The need for crowd-sourced transcription arose from search engines' inability to index handwritten materials, as scans of document pages are represented by pixels rather than individual words. Thanks to thousands of volunteers worldwide, millions of pages of previously unsearchable documents are now a few keystrokes away, he said. Like the volunteers, those who access these documents on sites like FromThePage are a diverse group, from journalists analyzing campaign contributions to environmental scientists tracking changes in global weather patterns.

"Crowd sourcing is not about free labor," Brumfield said. "People do this work for their own reasons, like wanting to explore their family histories. In addition, making your [collections] readable by search engines allows you to engage new readers and add value to existing research."

Joshua Sosin, professor of classical studies and director of the Duke Collaboratory for Classics Computing, is at the forefront of Duke's efforts to transcribe its own handwritten collections. Sosin said that although many students and professors visit the library's collections and partially transcribe the sources that are pertinent to their research, nearly all of these transcripts disappear once the researchers leave the library.
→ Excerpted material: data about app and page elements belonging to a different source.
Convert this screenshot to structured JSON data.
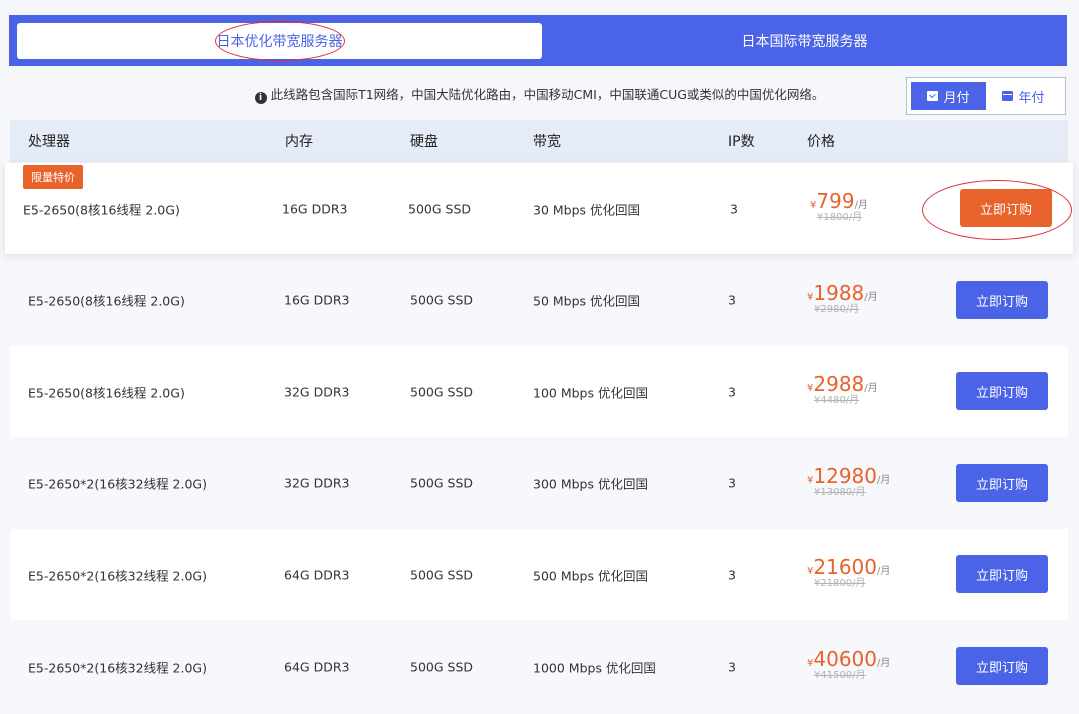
{
  "tabs": [
    {
      "label": "日本优化带宽服务器"
    },
    {
      "label": "日本国际带宽服务器"
    }
  ],
  "notice": "此线路包含国际T1网络，中国大陆优化路由，中国移动CMI，中国联通CUG或类似的中国优化网络。",
  "billing": {
    "monthly": "月付",
    "yearly": "年付"
  },
  "table": {
    "headers": [
      "处理器",
      "内存",
      "硬盘",
      "带宽",
      "IP数",
      "价格"
    ],
    "rows": [
      {
        "badge": "限量特价",
        "cpu": "E5-2650(8核16线程 2.0G)",
        "ram": "16G DDR3",
        "disk": "500G SSD",
        "bw": "30 Mbps 优化回国",
        "ip": "3",
        "currency": "¥",
        "price": "799",
        "unit": "/月",
        "orig": "¥1800/月",
        "buy": "立即订购"
      },
      {
        "cpu": "E5-2650(8核16线程 2.0G)",
        "ram": "16G DDR3",
        "disk": "500G SSD",
        "bw": "50 Mbps 优化回国",
        "ip": "3",
        "currency": "¥",
        "price": "1988",
        "unit": "/月",
        "orig": "¥2980/月",
        "buy": "立即订购"
      },
      {
        "cpu": "E5-2650(8核16线程 2.0G)",
        "ram": "32G DDR3",
        "disk": "500G SSD",
        "bw": "100 Mbps 优化回国",
        "ip": "3",
        "currency": "¥",
        "price": "2988",
        "unit": "/月",
        "orig": "¥4480/月",
        "buy": "立即订购"
      },
      {
        "cpu": "E5-2650*2(16核32线程 2.0G)",
        "ram": "32G DDR3",
        "disk": "500G SSD",
        "bw": "300 Mbps 优化回国",
        "ip": "3",
        "currency": "¥",
        "price": "12980",
        "unit": "/月",
        "orig": "¥13080/月",
        "buy": "立即订购"
      },
      {
        "cpu": "E5-2650*2(16核32线程 2.0G)",
        "ram": "64G DDR3",
        "disk": "500G SSD",
        "bw": "500 Mbps 优化回国",
        "ip": "3",
        "currency": "¥",
        "price": "21600",
        "unit": "/月",
        "orig": "¥21800/月",
        "buy": "立即订购"
      },
      {
        "cpu": "E5-2650*2(16核32线程 2.0G)",
        "ram": "64G DDR3",
        "disk": "500G SSD",
        "bw": "1000 Mbps 优化回国",
        "ip": "3",
        "currency": "¥",
        "price": "40600",
        "unit": "/月",
        "orig": "¥41500/月",
        "buy": "立即订购"
      }
    ]
  },
  "colors": {
    "accent": "#4b63e6",
    "highlight": "#e8622b",
    "annotation": "#d9303a"
  }
}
"Scholars or students come to the Rubenstein, check out these precious materials, they transcribe and develop all sorts of interesting ideas about them," Sosin said. "Then they take their notebooks out of the library and we lose all the extra value-added materials developed by these students. If we can host a platform for students and scholars to share their notes and ideas on our collections, the library's base of knowledge will grow with every term paper or book that our scholars produce."

As part of his visit, Brumfield helped Duke Libraries set up a trial run of FromThePage’s transcription software on a local network. Sosin and Brumfield are hopeful that researchers will eventually be able to enter their own transcriptions into a central database. Other researchers will then be able to search through these transcripts. Brumfield said such easily accessible transcripts would add immensely to the university’s accumulated knowledge.

"Even if something in the library's collection was transcribed by a genealogist, it's going to stay transcribed and is accessible by any other member of the community," Brumfield said. "Crowd sourcing is truly a cross-disciplinary effort to make more information available to everyone."

Click here for more information on the Duke Collaboratory for Classics Computing and their efforts to transcribe Duke's special collections.